- _PROBLEM STATEMENT_: Report all lines of the records that contain "headline".

[Entries from a dataset of interfaces]
+++

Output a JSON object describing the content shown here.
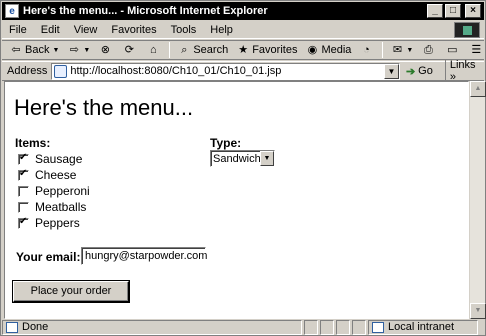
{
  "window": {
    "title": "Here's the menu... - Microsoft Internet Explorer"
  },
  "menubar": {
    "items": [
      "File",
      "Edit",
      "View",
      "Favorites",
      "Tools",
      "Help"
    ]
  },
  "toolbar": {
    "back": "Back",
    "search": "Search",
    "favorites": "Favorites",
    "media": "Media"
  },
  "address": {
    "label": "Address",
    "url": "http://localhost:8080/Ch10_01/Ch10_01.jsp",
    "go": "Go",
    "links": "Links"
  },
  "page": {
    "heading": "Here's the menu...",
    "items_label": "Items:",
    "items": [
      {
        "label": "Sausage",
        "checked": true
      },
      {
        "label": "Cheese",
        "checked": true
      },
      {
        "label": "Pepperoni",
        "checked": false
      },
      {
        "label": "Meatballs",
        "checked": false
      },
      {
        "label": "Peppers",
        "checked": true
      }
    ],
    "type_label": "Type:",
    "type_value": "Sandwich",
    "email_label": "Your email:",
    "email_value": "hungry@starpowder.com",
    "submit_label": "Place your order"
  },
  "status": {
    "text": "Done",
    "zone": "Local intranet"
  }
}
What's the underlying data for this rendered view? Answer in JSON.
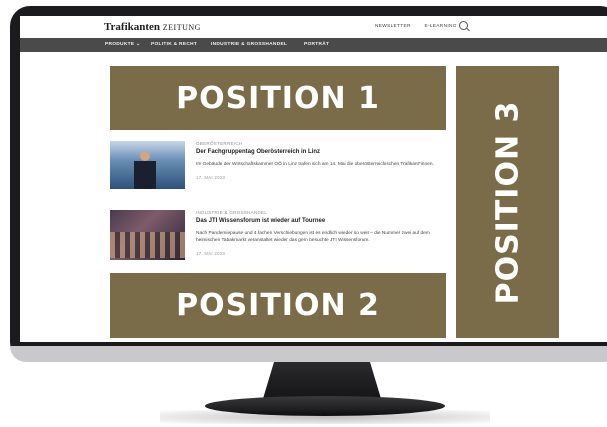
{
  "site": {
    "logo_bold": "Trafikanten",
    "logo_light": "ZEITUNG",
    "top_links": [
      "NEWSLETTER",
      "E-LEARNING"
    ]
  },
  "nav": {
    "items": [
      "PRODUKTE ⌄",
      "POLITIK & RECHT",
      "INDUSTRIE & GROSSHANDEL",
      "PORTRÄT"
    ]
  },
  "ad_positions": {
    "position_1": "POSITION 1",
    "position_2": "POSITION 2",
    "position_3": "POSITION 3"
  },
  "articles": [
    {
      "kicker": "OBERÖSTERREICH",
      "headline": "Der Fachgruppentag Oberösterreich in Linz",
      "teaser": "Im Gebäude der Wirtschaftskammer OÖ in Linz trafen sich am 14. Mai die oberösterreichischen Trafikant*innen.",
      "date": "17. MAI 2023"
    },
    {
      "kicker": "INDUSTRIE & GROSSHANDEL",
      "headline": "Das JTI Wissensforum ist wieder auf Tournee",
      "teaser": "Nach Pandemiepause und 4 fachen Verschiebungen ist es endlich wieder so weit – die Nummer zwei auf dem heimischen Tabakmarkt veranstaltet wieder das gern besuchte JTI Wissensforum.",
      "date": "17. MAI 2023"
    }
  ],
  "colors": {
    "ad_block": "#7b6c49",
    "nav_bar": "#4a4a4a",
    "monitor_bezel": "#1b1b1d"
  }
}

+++

- _EXERCISE ANSWER_:
      "headline": "Der Fachgruppentag Oberösterreich in Linz",
      "headline": "Das JTI Wissensforum ist wieder auf Tournee",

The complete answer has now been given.